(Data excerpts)
== Segment start ==

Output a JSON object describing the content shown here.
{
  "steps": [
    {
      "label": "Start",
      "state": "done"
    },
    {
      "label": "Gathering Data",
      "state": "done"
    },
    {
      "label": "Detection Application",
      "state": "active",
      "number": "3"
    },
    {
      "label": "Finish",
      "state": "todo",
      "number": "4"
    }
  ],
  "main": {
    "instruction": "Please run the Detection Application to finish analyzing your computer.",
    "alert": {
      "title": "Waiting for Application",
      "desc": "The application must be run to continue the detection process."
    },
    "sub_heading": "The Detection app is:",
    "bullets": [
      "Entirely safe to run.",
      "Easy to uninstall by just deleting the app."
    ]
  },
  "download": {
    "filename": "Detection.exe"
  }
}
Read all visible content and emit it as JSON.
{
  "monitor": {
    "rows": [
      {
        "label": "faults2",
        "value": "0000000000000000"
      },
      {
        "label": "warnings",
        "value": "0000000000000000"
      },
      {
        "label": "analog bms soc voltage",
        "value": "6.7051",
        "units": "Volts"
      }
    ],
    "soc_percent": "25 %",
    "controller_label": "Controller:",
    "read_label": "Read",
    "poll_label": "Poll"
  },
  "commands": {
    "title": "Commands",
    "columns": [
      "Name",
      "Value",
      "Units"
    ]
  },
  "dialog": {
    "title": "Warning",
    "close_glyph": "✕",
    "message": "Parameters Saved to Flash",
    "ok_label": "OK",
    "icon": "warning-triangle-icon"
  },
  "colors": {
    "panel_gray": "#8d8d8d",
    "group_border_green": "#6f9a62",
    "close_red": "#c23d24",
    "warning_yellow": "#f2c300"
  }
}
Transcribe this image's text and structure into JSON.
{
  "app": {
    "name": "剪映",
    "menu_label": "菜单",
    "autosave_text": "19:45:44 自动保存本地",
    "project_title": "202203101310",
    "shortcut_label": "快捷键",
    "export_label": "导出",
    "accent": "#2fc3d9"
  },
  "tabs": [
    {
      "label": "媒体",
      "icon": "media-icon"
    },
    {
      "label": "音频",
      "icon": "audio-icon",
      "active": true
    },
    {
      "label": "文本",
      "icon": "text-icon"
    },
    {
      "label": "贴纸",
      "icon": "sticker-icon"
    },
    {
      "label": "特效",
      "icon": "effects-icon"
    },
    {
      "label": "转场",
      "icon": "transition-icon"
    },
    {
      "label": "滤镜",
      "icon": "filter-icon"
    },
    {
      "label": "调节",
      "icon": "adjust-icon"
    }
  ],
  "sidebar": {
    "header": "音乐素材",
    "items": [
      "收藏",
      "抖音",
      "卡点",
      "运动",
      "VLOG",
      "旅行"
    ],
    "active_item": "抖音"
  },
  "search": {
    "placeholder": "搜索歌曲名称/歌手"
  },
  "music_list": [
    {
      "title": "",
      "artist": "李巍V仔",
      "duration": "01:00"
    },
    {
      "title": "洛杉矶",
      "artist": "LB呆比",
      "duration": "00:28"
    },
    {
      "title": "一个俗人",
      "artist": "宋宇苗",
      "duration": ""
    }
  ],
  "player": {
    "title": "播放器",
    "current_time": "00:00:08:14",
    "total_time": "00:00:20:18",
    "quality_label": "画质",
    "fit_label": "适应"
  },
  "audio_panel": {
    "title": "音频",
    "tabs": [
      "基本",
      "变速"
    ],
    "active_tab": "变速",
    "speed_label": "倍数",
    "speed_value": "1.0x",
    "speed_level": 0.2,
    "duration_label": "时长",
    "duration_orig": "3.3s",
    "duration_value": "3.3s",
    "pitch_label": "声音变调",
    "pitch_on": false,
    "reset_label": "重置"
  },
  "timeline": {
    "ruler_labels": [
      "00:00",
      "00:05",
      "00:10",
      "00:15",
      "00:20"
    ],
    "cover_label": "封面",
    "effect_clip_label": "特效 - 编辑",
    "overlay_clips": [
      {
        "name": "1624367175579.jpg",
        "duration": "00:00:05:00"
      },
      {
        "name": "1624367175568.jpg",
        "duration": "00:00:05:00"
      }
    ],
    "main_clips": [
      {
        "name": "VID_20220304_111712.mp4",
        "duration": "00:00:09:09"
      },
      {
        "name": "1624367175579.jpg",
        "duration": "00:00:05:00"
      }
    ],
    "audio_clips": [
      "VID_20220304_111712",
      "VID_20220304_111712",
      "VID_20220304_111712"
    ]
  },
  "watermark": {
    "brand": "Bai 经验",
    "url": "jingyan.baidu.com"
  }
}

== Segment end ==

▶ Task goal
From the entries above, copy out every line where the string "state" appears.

▶ Written answer
      "state": "done"
      "state": "done"
      "state": "active",
      "state": "todo",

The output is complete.